ELCA NEWS SERVICE
October 6, 2011
ELCA presiding bishop says building trust is key work of this church11-127-MRC
CHICAGO (ELCA) - The task before leaders of this church is to build communities of trust among people of faith, said the Rev. Mark S. Hanson, presiding bishop of the Evangelical Lutheran Church in America (ELCA). He said ELCA members and leaders have a unique opportunity to make this their evangelical witness in a world that continues to be "a breeding ground" for suspicion and distrust.
In his Oct. 1 report to the ELCA Conference of Bishops, Hanson said that for the past two years his leadership and that of the 65 synod bishops has been about building communities of trust. "It's the work and the witness of this church at this time," he said.
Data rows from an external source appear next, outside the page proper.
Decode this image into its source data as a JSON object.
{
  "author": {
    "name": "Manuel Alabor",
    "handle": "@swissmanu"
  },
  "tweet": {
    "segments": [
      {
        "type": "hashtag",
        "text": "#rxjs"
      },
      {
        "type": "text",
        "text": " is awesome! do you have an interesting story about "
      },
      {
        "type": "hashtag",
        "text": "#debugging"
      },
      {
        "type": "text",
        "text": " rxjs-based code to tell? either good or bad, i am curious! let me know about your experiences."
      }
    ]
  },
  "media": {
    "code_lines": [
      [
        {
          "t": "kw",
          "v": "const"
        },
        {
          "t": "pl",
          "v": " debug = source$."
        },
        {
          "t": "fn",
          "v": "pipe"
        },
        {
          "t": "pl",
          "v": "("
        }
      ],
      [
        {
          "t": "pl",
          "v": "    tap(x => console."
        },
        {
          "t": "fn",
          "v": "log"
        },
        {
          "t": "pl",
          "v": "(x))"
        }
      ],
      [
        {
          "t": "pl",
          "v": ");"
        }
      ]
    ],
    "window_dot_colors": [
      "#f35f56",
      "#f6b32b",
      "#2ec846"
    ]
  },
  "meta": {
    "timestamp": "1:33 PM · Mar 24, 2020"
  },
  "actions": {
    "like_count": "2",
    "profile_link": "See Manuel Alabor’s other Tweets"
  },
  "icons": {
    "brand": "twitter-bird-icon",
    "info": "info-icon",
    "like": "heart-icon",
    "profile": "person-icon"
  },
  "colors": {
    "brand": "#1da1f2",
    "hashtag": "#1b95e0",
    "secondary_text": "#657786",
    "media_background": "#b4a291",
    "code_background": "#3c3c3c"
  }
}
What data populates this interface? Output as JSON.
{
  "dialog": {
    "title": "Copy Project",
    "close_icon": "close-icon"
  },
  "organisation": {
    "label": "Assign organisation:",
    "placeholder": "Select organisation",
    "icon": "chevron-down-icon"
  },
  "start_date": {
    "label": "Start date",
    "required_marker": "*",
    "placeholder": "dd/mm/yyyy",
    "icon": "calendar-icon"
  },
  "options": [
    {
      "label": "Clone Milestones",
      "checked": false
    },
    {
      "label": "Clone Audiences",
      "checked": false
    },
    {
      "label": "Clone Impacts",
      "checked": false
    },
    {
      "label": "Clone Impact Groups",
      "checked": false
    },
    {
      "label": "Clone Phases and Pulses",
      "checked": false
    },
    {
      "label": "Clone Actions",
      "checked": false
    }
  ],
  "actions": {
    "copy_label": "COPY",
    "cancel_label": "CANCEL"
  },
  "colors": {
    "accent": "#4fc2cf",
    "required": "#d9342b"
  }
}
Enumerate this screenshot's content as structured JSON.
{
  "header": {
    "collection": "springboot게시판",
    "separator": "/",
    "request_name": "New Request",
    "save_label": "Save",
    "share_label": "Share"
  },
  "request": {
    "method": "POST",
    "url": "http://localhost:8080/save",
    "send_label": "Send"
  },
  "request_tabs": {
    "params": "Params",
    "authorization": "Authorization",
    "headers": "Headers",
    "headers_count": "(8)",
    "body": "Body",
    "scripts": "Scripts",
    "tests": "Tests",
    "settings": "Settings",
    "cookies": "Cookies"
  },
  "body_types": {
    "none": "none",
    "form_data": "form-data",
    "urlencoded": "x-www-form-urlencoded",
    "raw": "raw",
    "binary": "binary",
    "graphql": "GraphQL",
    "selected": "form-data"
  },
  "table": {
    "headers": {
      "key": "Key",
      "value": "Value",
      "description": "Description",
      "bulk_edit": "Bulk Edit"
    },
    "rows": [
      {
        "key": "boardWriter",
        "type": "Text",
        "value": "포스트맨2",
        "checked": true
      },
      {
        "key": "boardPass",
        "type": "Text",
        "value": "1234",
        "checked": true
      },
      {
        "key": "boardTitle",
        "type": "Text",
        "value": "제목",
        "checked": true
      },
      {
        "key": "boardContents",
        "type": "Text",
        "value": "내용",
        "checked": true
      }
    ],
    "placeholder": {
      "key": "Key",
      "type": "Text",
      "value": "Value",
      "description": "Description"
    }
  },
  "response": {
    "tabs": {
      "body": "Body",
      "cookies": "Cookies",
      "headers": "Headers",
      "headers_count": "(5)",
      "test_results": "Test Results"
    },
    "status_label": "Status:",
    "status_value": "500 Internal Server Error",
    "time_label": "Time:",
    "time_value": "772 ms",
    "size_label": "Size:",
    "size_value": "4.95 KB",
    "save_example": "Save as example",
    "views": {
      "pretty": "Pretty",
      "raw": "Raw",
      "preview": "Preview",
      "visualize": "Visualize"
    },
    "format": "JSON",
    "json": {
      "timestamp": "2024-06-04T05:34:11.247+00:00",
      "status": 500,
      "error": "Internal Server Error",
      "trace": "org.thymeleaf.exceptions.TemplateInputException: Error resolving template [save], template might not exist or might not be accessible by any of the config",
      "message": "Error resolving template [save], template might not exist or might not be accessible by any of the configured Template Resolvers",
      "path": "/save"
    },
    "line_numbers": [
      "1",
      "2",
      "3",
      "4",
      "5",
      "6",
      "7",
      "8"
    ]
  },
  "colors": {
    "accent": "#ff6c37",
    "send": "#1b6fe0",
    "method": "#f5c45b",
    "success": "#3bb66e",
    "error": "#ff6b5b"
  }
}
The ELCA Conference of Bishops is an advisory body of the church that includes the ELCA's synod bishops, presiding bishop and secretary. It met here Sept. 29-Oct. 4.
While working to build confidence in all relationships of this church, "we are also making witness to cultures of mistrust that are all around us," Hanson said. The danger there, however, is that such "analysis can end up being just one more example of finger pointing, blaming and shaming that end up contributing to [that] culture. ...."
Hanson offered four dimensions necessary for trust to occur: conceptual congruence, personal integrity, emotional resonance and life-relatedness.
When all four dimensions work together and there's coherence, Hanson said the whole is greater than the sum of any of its parts.
"The distinctive evangelical Lutheran witness is to declare what God is doing for Jesus' sake to make all things right, making us a new creation (and) not holding our sins against us," he said, "reconciling us to God and to one another, and entrusting us to the message and ministry of reconciliation."
As an example of this evangelical witness, Hanson highlighted the vital work of the 2011 ELCA Churchwide Assembly this past summer.
"Over and over we said we are a people 'freed in Christ to serve.' We belong to Christ, and we believe God calls us by name. There is a place for you in this church," Hanson said.
"Over and over we experienced our unity in Christ, and that unity comes through word and water, bread and wine. Over and over we said we're called to discern what the death and resurrection of Christ means for us, our witness and our common life in the world. We continually heard people say, we share a living, daring confidence in God's grace. We're called to do God's work, restoring and reconciling communities, so we roll up our sleeves and get to work on solving problems," he said.
The official launch of the ELCA Malaria Campaign illustrates how ELCA members plan to live out its vocation in mission, he said. Together with companion churches in Africa, the ELCA will work to decrease the number of deaths related to malaria by 2015.
This church's relationships with global companions, ecumenical and full communion partners, dialogue partners, councils of churches and The Lutheran World Federation -- all of whom greeted the assembly and were warmly received -- is an example of the "deep bonds of trust" that have formed, despite some disagreement with the actions of the 2009 ELCA Churchwide Assembly.
For the ELCA, inviting Sayyid Syeed from the Islamic Society of North America served as a "powerful witness in a culture and world where religious differences so often breed cultures of distrust," Hanson said.
The presiding bishop also highlighted the strengthening of relationship between the ELCA and the African Methodist Episcopal Zion Church, which has its roots in conversations among leaders of both churches for the past five years. This dialogue culminated in a festive, meaningful joint worship service and summit with members of both churches "proclaiming the good news of Jesus Christ, living, reconciling and setting us free," said Hanson.
"We have a marvelous moment to continue to make this our evangelical witness in (the) world," Hanson said as he concluded his report.
- - -
About the Evangelical Lutheran Church in America (ELCA)
The ELCA is one of the largest Christian denominations in the United States, with approximately 4.2 million members in 10,000 congregations across the 50 states and in the Caribbean region. Known as the church of "God's work. Our hands," the ELCA emphasizes the saving grace of God through faith in Jesus Christ, unity among Christians and service in the world. The ELCA's roots are in the writings of the German church reformer, Martin Luther.
For information contact:
Melissa Ramirez Cooper
773-380-2956 or Melissa.RamirezCooper@elca.org
Living Lutheran: http://www.livinglutheran.com
At least for the moment.